[[ DATA FOR REVIEW open ]]

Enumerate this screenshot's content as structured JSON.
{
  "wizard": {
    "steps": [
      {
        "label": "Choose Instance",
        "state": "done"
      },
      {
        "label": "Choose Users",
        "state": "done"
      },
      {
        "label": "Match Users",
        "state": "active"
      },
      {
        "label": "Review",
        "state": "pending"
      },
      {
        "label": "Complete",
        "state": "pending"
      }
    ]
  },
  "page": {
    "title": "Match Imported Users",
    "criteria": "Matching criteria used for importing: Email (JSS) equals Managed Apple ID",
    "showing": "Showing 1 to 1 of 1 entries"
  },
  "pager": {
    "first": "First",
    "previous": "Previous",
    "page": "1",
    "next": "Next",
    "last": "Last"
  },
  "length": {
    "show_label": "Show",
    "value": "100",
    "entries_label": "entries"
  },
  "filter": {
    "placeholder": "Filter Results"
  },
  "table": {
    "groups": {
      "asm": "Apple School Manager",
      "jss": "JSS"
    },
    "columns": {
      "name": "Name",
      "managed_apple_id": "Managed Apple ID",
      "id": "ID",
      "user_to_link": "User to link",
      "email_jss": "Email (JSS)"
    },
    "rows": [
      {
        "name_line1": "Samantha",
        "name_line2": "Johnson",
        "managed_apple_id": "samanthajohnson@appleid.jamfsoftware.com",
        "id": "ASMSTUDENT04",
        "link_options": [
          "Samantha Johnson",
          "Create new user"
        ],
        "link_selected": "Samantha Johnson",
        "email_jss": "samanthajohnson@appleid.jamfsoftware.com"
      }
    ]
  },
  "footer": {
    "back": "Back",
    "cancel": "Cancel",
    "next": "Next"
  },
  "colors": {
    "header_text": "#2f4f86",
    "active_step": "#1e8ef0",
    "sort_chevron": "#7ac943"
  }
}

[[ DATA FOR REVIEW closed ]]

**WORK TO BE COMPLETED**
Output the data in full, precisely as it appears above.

**SOLUTION FOR THIS EXERCISE**
Enumerate this screenshot's content as structured JSON.
{
  "wizard": {
    "steps": [
      {
        "label": "Choose Instance",
        "state": "done"
      },
      {
        "label": "Choose Users",
        "state": "done"
      },
      {
        "label": "Match Users",
        "state": "active"
      },
      {
        "label": "Review",
        "state": "pending"
      },
      {
        "label": "Complete",
        "state": "pending"
      }
    ]
  },
  "page": {
    "title": "Match Imported Users",
    "criteria": "Matching criteria used for importing: Email (JSS) equals Managed Apple ID",
    "showing": "Showing 1 to 1 of 1 entries"
  },
  "pager": {
    "first": "First",
    "previous": "Previous",
    "page": "1",
    "next": "Next",
    "last": "Last"
  },
  "length": {
    "show_label": "Show",
    "value": "100",
    "entries_label": "entries"
  },
  "filter": {
    "placeholder": "Filter Results"
  },
  "table": {
    "groups": {
      "asm": "Apple School Manager",
      "jss": "JSS"
    },
    "columns": {
      "name": "Name",
      "managed_apple_id": "Managed Apple ID",
      "id": "ID",
      "user_to_link": "User to link",
      "email_jss": "Email (JSS)"
    },
    "rows": [
      {
        "name_line1": "Samantha",
        "name_line2": "Johnson",
        "managed_apple_id": "samanthajohnson@appleid.jamfsoftware.com",
        "id": "ASMSTUDENT04",
        "link_options": [
          "Samantha Johnson",
          "Create new user"
        ],
        "link_selected": "Samantha Johnson",
        "email_jss": "samanthajohnson@appleid.jamfsoftware.com"
      }
    ]
  },
  "footer": {
    "back": "Back",
    "cancel": "Cancel",
    "next": "Next"
  },
  "colors": {
    "header_text": "#2f4f86",
    "active_step": "#1e8ef0",
    "sort_chevron": "#7ac943"
  }
}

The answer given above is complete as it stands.